Copy the data below exactly.

----

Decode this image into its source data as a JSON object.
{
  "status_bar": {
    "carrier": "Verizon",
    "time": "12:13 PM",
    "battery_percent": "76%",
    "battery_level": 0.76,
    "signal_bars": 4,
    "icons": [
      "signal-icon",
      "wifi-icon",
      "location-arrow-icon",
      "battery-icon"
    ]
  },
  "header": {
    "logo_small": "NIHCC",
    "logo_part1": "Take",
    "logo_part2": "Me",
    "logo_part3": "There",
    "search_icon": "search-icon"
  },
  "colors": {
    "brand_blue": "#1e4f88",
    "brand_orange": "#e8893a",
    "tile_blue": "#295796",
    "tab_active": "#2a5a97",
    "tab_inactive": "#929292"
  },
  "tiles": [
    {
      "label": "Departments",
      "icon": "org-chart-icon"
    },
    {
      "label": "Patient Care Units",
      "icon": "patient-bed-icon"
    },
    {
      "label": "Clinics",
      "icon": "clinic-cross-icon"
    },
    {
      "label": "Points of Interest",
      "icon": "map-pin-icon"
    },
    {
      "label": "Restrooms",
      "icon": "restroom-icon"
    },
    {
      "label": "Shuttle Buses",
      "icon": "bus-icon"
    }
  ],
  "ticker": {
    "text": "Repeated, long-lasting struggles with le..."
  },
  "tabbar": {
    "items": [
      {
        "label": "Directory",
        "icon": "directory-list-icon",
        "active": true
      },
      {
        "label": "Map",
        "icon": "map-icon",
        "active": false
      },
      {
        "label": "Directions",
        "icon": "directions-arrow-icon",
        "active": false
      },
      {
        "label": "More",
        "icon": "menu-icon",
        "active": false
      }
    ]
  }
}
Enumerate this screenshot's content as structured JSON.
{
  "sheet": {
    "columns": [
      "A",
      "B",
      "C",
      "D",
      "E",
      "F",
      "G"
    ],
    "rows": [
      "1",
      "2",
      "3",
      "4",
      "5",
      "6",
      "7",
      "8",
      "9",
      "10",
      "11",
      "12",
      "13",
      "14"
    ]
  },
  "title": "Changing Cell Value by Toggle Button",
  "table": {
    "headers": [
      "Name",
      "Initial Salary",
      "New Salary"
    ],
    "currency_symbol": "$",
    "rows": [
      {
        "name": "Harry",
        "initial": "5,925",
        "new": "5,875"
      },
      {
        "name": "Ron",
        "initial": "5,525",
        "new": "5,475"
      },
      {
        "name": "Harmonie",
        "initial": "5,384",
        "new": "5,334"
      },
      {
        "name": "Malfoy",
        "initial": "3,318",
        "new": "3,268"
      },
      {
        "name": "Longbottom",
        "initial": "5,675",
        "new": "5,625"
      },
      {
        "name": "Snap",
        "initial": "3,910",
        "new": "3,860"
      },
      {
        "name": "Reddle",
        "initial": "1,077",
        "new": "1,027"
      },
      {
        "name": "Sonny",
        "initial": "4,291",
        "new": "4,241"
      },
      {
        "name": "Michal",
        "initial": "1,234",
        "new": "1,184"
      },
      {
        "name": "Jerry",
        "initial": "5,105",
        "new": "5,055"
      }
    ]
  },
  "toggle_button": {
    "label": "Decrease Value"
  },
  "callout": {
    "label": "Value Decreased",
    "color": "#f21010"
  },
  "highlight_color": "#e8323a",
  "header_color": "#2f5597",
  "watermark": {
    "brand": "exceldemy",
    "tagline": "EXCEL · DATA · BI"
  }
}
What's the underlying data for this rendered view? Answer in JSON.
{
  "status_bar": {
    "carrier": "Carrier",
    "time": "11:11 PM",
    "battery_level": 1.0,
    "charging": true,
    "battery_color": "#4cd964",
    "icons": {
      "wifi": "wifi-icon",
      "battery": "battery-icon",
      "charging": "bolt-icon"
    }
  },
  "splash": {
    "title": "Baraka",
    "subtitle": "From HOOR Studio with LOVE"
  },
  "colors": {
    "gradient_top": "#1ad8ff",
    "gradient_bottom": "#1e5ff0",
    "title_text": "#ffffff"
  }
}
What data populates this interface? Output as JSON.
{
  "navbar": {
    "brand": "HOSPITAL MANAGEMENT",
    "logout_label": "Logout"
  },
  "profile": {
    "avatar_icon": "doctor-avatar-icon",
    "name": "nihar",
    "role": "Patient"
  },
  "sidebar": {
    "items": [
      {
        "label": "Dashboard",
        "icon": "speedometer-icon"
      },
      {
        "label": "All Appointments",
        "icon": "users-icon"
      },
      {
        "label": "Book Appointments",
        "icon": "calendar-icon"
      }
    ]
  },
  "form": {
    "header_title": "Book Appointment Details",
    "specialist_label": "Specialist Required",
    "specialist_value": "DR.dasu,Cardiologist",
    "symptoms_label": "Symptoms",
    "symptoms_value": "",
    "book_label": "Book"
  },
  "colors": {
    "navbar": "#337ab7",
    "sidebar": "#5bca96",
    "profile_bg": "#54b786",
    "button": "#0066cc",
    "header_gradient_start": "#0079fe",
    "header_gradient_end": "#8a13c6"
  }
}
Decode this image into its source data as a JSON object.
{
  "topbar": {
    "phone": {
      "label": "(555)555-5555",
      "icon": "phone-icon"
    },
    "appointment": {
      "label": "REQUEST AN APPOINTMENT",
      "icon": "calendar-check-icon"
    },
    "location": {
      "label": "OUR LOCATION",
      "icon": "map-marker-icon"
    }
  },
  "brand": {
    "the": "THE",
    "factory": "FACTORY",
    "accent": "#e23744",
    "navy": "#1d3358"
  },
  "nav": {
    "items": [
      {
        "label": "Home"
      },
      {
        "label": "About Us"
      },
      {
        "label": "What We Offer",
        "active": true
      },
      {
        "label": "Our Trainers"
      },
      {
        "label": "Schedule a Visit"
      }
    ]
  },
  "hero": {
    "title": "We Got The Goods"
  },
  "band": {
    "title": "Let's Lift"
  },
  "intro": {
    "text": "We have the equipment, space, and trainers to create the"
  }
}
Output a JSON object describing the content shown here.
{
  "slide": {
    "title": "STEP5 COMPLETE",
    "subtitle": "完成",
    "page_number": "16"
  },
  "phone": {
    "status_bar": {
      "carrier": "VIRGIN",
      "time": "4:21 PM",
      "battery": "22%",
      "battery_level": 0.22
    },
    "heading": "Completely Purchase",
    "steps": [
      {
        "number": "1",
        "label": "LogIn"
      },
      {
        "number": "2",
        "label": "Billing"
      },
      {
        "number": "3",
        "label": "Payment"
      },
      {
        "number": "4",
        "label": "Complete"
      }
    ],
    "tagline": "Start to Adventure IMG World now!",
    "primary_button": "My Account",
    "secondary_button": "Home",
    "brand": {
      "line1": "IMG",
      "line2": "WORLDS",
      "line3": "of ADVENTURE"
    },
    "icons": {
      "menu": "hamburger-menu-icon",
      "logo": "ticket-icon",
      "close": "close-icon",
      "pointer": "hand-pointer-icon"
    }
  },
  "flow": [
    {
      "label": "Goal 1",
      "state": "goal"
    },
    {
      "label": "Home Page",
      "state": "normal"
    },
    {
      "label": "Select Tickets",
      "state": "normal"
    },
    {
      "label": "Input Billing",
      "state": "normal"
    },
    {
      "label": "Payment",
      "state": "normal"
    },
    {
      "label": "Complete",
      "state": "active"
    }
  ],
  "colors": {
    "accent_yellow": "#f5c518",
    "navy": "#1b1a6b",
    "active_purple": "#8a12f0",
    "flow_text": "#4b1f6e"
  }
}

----

◆ **REPLY**
Decode this image into its source data as a JSON object.
{
  "status_bar": {
    "carrier": "Verizon",
    "time": "12:13 PM",
    "battery_percent": "76%",
    "battery_level": 0.76,
    "signal_bars": 4,
    "icons": [
      "signal-icon",
      "wifi-icon",
      "location-arrow-icon",
      "battery-icon"
    ]
  },
  "header": {
    "logo_small": "NIHCC",
    "logo_part1": "Take",
    "logo_part2": "Me",
    "logo_part3": "There",
    "search_icon": "search-icon"
  },
  "colors": {
    "brand_blue": "#1e4f88",
    "brand_orange": "#e8893a",
    "tile_blue": "#295796",
    "tab_active": "#2a5a97",
    "tab_inactive": "#929292"
  },
  "tiles": [
    {
      "label": "Departments",
      "icon": "org-chart-icon"
    },
    {
      "label": "Patient Care Units",
      "icon": "patient-bed-icon"
    },
    {
      "label": "Clinics",
      "icon": "clinic-cross-icon"
    },
    {
      "label": "Points of Interest",
      "icon": "map-pin-icon"
    },
    {
      "label": "Restrooms",
      "icon": "restroom-icon"
    },
    {
      "label": "Shuttle Buses",
      "icon": "bus-icon"
    }
  ],
  "ticker": {
    "text": "Repeated, long-lasting struggles with le..."
  },
  "tabbar": {
    "items": [
      {
        "label": "Directory",
        "icon": "directory-list-icon",
        "active": true
      },
      {
        "label": "Map",
        "icon": "map-icon",
        "active": false
      },
      {
        "label": "Directions",
        "icon": "directions-arrow-icon",
        "active": false
      },
      {
        "label": "More",
        "icon": "menu-icon",
        "active": false
      }
    ]
  }
}
Enumerate this screenshot's content as structured JSON.
{
  "sheet": {
    "columns": [
      "A",
      "B",
      "C",
      "D",
      "E",
      "F",
      "G"
    ],
    "rows": [
      "1",
      "2",
      "3",
      "4",
      "5",
      "6",
      "7",
      "8",
      "9",
      "10",
      "11",
      "12",
      "13",
      "14"
    ]
  },
  "title": "Changing Cell Value by Toggle Button",
  "table": {
    "headers": [
      "Name",
      "Initial Salary",
      "New Salary"
    ],
    "currency_symbol": "$",
    "rows": [
      {
        "name": "Harry",
        "initial": "5,925",
        "new": "5,875"
      },
      {
        "name": "Ron",
        "initial": "5,525",
        "new": "5,475"
      },
      {
        "name": "Harmonie",
        "initial": "5,384",
        "new": "5,334"
      },
      {
        "name": "Malfoy",
        "initial": "3,318",
        "new": "3,268"
      },
      {
        "name": "Longbottom",
        "initial": "5,675",
        "new": "5,625"
      },
      {
        "name": "Snap",
        "initial": "3,910",
        "new": "3,860"
      },
      {
        "name": "Reddle",
        "initial": "1,077",
        "new": "1,027"
      },
      {
        "name": "Sonny",
        "initial": "4,291",
        "new": "4,241"
      },
      {
        "name": "Michal",
        "initial": "1,234",
        "new": "1,184"
      },
      {
        "name": "Jerry",
        "initial": "5,105",
        "new": "5,055"
      }
    ]
  },
  "toggle_button": {
    "label": "Decrease Value"
  },
  "callout": {
    "label": "Value Decreased",
    "color": "#f21010"
  },
  "highlight_color": "#e8323a",
  "header_color": "#2f5597",
  "watermark": {
    "brand": "exceldemy",
    "tagline": "EXCEL · DATA · BI"
  }
}
What's the underlying data for this rendered view? Answer in JSON.
{
  "status_bar": {
    "carrier": "Carrier",
    "time": "11:11 PM",
    "battery_level": 1.0,
    "charging": true,
    "battery_color": "#4cd964",
    "icons": {
      "wifi": "wifi-icon",
      "battery": "battery-icon",
      "charging": "bolt-icon"
    }
  },
  "splash": {
    "title": "Baraka",
    "subtitle": "From HOOR Studio with LOVE"
  },
  "colors": {
    "gradient_top": "#1ad8ff",
    "gradient_bottom": "#1e5ff0",
    "title_text": "#ffffff"
  }
}
What data populates this interface? Output as JSON.
{
  "navbar": {
    "brand": "HOSPITAL MANAGEMENT",
    "logout_label": "Logout"
  },
  "profile": {
    "avatar_icon": "doctor-avatar-icon",
    "name": "nihar",
    "role": "Patient"
  },
  "sidebar": {
    "items": [
      {
        "label": "Dashboard",
        "icon": "speedometer-icon"
      },
      {
        "label": "All Appointments",
        "icon": "users-icon"
      },
      {
        "label": "Book Appointments",
        "icon": "calendar-icon"
      }
    ]
  },
  "form": {
    "header_title": "Book Appointment Details",
    "specialist_label": "Specialist Required",
    "specialist_value": "DR.dasu,Cardiologist",
    "symptoms_label": "Symptoms",
    "symptoms_value": "",
    "book_label": "Book"
  },
  "colors": {
    "navbar": "#337ab7",
    "sidebar": "#5bca96",
    "profile_bg": "#54b786",
    "button": "#0066cc",
    "header_gradient_start": "#0079fe",
    "header_gradient_end": "#8a13c6"
  }
}
Decode this image into its source data as a JSON object.
{
  "topbar": {
    "phone": {
      "label": "(555)555-5555",
      "icon": "phone-icon"
    },
    "appointment": {
      "label": "REQUEST AN APPOINTMENT",
      "icon": "calendar-check-icon"
    },
    "location": {
      "label": "OUR LOCATION",
      "icon": "map-marker-icon"
    }
  },
  "brand": {
    "the": "THE",
    "factory": "FACTORY",
    "accent": "#e23744",
    "navy": "#1d3358"
  },
  "nav": {
    "items": [
      {
        "label": "Home"
      },
      {
        "label": "About Us"
      },
      {
        "label": "What We Offer",
        "active": true
      },
      {
        "label": "Our Trainers"
      },
      {
        "label": "Schedule a Visit"
      }
    ]
  },
  "hero": {
    "title": "We Got The Goods"
  },
  "band": {
    "title": "Let's Lift"
  },
  "intro": {
    "text": "We have the equipment, space, and trainers to create the"
  }
}
Output a JSON object describing the content shown here.
{
  "slide": {
    "title": "STEP5 COMPLETE",
    "subtitle": "完成",
    "page_number": "16"
  },
  "phone": {
    "status_bar": {
      "carrier": "VIRGIN",
      "time": "4:21 PM",
      "battery": "22%",
      "battery_level": 0.22
    },
    "heading": "Completely Purchase",
    "steps": [
      {
        "number": "1",
        "label": "LogIn"
      },
      {
        "number": "2",
        "label": "Billing"
      },
      {
        "number": "3",
        "label": "Payment"
      },
      {
        "number": "4",
        "label": "Complete"
      }
    ],
    "tagline": "Start to Adventure IMG World now!",
    "primary_button": "My Account",
    "secondary_button": "Home",
    "brand": {
      "line1": "IMG",
      "line2": "WORLDS",
      "line3": "of ADVENTURE"
    },
    "icons": {
      "menu": "hamburger-menu-icon",
      "logo": "ticket-icon",
      "close": "close-icon",
      "pointer": "hand-pointer-icon"
    }
  },
  "flow": [
    {
      "label": "Goal 1",
      "state": "goal"
    },
    {
      "label": "Home Page",
      "state": "normal"
    },
    {
      "label": "Select Tickets",
      "state": "normal"
    },
    {
      "label": "Input Billing",
      "state": "normal"
    },
    {
      "label": "Payment",
      "state": "normal"
    },
    {
      "label": "Complete",
      "state": "active"
    }
  ],
  "colors": {
    "accent_yellow": "#f5c518",
    "navy": "#1b1a6b",
    "active_purple": "#8a12f0",
    "flow_text": "#4b1f6e"
  }
}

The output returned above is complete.